To put it bluntly: the law, as it stands right now (while grey) seems to support the idea that downloading copyrighted material without paying the rights holder, or their agent, is actually not illegal as too many instances of this could fall under Canada’s version of fair use. Where the illegality starts to wander in, is when you share that content, either hand to hand or p2p. The new legislation, in addition to reworking “sharing” has some draconian concepts surrounding copying your own “paid for” media, which had previously been considered “owned” (at least in a limited way) by the person who bought it.
I can, before C61 passes, back up a copy of a DVD I purchase to my hard drive and convert it to watch on my iPod nano for a flight to Vegas. Under the new legislation if you rip from a DVD (that you bought) you’re a criminal. If you rip a CD that has any protection scheme on it whatsoever, (even though you own the CD) you’re a criminal.

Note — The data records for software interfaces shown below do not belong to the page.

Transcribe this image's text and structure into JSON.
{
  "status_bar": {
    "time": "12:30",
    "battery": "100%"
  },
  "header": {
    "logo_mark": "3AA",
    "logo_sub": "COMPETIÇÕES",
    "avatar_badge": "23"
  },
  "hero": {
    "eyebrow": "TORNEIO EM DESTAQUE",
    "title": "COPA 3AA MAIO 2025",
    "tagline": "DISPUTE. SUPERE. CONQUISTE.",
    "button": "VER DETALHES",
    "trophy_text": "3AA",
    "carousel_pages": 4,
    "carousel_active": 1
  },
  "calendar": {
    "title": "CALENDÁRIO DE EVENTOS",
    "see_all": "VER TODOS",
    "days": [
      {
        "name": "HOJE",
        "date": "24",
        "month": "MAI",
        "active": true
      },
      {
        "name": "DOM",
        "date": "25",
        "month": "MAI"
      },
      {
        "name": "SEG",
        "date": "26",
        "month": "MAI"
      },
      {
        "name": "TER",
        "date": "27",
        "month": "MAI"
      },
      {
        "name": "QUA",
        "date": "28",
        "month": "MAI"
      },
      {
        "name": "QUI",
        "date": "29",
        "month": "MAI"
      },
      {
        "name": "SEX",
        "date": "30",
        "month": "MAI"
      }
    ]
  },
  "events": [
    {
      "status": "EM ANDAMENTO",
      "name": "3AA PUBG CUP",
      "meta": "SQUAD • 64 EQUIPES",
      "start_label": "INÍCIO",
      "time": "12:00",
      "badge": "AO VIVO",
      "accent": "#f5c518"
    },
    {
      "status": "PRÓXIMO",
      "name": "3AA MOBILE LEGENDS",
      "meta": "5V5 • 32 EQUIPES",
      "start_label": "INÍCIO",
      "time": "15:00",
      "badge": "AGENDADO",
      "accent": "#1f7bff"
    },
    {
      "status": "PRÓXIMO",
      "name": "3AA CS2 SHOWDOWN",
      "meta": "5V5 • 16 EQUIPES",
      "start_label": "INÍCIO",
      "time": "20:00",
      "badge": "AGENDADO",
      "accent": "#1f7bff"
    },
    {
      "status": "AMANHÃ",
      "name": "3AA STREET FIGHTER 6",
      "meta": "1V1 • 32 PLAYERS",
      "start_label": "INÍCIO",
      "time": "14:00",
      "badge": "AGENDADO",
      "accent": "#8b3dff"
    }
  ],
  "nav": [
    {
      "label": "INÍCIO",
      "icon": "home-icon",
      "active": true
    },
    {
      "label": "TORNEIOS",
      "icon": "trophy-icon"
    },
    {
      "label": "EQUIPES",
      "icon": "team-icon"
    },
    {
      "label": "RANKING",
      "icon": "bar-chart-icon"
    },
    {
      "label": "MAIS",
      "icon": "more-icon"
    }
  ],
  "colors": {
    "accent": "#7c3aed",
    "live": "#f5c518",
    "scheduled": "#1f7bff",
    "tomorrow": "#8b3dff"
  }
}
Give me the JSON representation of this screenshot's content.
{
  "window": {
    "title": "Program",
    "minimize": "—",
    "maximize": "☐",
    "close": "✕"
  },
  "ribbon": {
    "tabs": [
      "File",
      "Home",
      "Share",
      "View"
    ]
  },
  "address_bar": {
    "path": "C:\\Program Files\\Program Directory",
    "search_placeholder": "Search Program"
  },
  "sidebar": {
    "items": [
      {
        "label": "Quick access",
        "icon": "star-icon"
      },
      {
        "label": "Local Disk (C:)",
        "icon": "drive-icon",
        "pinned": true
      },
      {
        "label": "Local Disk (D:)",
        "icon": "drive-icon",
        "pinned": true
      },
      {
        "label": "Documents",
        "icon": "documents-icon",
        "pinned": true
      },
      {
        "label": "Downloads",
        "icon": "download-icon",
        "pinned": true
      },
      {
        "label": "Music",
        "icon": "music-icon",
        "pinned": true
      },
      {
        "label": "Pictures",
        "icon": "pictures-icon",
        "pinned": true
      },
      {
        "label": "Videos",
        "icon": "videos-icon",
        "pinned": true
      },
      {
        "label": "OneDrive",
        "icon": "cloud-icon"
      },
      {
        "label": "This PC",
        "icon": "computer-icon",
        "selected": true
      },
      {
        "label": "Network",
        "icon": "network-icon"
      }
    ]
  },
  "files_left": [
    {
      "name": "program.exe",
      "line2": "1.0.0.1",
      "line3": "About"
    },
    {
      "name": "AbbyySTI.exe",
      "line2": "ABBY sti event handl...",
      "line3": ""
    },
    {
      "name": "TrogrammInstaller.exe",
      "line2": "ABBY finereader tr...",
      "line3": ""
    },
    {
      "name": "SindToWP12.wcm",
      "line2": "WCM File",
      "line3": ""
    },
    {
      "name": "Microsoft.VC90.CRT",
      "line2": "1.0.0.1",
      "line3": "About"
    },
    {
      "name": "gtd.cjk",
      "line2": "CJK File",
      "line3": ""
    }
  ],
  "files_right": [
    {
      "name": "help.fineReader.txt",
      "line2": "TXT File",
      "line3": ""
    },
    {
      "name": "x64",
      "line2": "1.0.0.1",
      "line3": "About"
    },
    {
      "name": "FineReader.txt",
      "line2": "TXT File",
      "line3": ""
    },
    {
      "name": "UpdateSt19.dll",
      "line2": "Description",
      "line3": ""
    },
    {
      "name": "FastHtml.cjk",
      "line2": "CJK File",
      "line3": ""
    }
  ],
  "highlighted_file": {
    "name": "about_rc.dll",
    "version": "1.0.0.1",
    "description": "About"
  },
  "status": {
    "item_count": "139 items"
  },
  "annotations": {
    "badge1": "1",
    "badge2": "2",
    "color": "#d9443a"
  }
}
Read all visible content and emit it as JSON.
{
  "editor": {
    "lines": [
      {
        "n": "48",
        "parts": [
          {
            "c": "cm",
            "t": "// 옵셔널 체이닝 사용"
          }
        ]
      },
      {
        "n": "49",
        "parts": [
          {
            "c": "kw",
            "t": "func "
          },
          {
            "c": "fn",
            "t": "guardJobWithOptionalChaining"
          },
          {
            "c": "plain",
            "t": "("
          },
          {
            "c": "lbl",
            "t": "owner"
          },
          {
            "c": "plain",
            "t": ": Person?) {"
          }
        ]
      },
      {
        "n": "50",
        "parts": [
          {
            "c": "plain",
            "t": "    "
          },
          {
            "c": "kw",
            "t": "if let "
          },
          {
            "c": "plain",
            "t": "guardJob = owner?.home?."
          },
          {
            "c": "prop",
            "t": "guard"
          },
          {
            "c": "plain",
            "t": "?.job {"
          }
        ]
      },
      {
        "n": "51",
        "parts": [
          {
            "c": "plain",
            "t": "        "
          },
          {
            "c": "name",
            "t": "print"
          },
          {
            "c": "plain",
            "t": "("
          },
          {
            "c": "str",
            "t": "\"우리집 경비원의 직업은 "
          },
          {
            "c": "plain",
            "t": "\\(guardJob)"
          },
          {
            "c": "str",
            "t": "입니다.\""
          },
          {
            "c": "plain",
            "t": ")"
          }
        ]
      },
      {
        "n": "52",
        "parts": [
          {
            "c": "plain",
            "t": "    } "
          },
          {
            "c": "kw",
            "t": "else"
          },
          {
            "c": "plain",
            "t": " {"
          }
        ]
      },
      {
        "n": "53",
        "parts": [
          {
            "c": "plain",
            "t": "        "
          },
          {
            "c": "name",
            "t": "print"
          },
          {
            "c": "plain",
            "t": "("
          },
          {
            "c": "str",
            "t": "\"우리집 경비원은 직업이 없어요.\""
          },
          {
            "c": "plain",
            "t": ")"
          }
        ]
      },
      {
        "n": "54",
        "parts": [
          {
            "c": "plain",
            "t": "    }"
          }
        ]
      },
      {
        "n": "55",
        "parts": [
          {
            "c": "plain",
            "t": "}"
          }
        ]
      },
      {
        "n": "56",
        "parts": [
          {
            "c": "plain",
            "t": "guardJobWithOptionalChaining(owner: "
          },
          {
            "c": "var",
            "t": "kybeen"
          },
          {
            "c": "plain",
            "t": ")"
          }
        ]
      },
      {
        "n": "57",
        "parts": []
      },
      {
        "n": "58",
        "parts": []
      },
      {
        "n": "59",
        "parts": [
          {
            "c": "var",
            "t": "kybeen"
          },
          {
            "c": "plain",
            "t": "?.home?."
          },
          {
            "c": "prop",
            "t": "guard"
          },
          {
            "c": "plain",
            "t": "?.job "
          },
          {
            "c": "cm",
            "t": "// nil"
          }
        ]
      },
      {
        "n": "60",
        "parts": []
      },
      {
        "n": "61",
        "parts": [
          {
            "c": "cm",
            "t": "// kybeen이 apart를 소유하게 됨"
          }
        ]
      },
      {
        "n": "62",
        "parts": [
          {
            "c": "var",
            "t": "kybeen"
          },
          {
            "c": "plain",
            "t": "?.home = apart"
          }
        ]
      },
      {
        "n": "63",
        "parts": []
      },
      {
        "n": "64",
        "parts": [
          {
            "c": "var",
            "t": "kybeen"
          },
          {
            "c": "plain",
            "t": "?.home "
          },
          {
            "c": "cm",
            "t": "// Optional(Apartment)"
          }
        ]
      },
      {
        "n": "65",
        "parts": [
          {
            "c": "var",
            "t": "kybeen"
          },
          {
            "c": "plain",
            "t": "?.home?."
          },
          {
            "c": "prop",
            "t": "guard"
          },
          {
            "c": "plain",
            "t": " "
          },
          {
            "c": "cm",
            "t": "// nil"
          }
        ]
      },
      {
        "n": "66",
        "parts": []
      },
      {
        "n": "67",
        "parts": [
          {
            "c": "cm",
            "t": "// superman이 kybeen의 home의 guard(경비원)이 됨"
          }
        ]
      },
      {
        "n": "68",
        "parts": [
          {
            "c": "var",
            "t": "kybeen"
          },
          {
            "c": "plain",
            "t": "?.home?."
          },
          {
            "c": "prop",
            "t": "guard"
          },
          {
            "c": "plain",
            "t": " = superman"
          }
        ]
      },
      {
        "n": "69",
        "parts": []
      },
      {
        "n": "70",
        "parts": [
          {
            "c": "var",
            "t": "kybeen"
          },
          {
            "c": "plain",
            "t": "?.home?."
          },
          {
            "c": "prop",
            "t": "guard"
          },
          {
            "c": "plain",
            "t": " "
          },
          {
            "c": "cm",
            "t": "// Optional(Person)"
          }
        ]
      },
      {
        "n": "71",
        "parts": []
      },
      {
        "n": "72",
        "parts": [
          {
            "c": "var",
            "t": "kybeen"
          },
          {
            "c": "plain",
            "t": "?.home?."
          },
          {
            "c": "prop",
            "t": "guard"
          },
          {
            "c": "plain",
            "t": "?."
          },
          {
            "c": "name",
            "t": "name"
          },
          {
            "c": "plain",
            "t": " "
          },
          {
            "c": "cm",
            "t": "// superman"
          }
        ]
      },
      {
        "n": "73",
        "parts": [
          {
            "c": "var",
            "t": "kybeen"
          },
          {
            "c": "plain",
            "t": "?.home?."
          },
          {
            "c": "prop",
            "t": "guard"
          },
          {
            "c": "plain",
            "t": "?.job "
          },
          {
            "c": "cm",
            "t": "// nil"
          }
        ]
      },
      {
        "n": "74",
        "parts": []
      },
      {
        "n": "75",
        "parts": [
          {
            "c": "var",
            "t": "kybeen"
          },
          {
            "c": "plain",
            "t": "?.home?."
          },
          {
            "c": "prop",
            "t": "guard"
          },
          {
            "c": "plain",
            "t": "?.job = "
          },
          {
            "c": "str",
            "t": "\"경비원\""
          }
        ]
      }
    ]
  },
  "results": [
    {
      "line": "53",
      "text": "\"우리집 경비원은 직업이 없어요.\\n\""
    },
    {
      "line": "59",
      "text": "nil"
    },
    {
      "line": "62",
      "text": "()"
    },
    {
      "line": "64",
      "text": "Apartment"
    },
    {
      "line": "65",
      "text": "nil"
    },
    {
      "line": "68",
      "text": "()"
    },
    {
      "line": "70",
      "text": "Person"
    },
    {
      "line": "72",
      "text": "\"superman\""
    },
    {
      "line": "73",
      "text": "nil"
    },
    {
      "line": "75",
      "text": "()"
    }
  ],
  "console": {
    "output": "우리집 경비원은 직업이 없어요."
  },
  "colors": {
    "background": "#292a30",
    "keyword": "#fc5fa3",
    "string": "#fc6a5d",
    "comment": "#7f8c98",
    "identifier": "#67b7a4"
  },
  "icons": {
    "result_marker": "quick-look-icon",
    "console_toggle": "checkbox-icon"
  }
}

And the fines go into the hundreds and thousands of dollars.
One of the things Mike and I will talk about this week in our “49th Perpendicular” segment is the scary aspects of this bill and how it could impact even the casual consumer of digital media.
If you’d like to prime yourself for the conversation, I’d refer you to www.michaelgeist.ca or check out the series of “C61 in 61 Seconds” short videos that are being submitted to www.c61in61seconds.ca.